* **What is required**:
Copy out each line of the entries below in which the string "text" appears.

◇ ◇ ◇ ◇ ◇

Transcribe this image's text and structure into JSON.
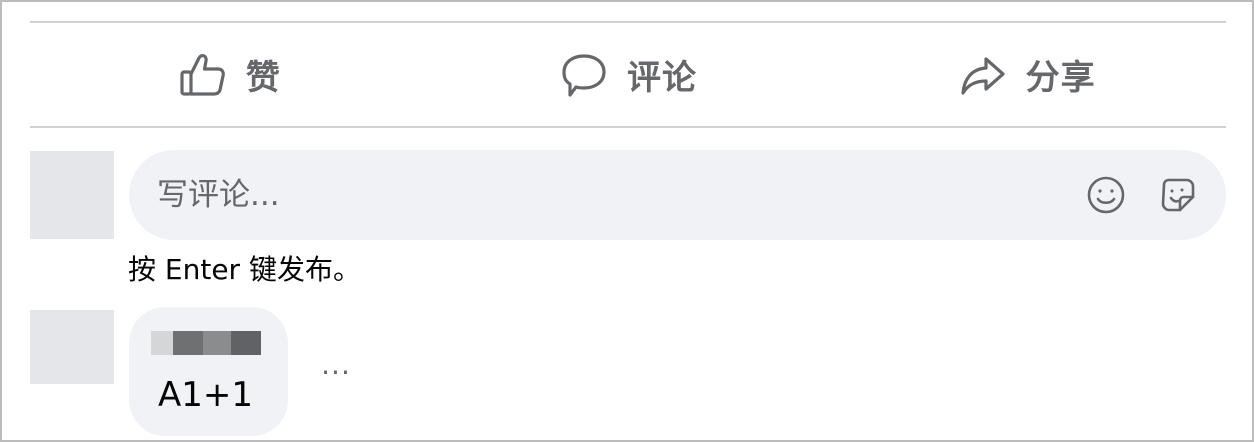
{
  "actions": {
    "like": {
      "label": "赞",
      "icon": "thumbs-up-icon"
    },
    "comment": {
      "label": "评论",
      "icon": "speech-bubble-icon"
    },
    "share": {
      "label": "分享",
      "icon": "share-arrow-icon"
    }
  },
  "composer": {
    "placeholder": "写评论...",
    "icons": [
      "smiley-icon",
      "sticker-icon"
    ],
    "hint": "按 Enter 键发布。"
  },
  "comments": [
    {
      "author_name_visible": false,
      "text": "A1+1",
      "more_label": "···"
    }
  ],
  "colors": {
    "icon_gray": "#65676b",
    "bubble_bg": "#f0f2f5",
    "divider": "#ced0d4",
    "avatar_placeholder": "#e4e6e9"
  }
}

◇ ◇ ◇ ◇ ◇

* **Answer below**:
Transcribe this image's text and structure into JSON.
      "text": "A1+1",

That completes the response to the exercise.